• **Web page and app entries**:
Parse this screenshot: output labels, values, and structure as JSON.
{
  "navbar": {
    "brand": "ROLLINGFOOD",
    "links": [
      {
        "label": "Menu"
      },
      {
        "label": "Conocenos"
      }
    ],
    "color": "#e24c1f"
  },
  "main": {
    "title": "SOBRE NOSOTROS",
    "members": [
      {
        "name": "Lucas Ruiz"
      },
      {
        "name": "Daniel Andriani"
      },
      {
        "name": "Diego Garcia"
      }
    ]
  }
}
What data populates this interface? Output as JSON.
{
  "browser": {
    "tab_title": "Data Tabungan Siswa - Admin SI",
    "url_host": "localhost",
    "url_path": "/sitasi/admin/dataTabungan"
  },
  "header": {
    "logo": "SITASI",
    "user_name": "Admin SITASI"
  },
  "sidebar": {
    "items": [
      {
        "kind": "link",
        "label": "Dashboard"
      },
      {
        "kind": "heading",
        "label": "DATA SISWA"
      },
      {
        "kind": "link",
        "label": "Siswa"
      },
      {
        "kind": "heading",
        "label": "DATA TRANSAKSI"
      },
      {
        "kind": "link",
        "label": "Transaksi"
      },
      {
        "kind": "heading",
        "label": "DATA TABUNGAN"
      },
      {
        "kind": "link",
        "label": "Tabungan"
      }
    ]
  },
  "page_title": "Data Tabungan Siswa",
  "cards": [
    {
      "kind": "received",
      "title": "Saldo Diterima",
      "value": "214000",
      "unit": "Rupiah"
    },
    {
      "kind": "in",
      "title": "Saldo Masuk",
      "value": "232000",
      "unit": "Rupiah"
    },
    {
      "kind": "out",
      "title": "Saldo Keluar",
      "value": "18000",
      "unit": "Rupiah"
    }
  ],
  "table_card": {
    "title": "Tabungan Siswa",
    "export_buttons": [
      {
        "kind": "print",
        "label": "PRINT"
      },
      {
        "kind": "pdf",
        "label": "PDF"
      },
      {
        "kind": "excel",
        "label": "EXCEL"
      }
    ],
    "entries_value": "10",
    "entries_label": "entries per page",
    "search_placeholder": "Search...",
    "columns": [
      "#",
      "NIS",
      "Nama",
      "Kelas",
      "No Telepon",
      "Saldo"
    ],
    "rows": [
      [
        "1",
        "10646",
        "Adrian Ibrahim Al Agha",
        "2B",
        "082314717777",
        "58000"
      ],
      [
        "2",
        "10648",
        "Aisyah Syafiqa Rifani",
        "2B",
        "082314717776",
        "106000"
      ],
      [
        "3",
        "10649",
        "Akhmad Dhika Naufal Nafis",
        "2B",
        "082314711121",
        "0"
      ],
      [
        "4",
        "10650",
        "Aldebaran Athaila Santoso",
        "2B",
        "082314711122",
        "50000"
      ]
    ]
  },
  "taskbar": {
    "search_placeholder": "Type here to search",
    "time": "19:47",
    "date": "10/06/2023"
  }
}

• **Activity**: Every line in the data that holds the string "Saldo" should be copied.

• **Written answer**:
      "title": "Saldo Diterima",
      "title": "Saldo Masuk",
      "title": "Saldo Keluar",
      "Saldo"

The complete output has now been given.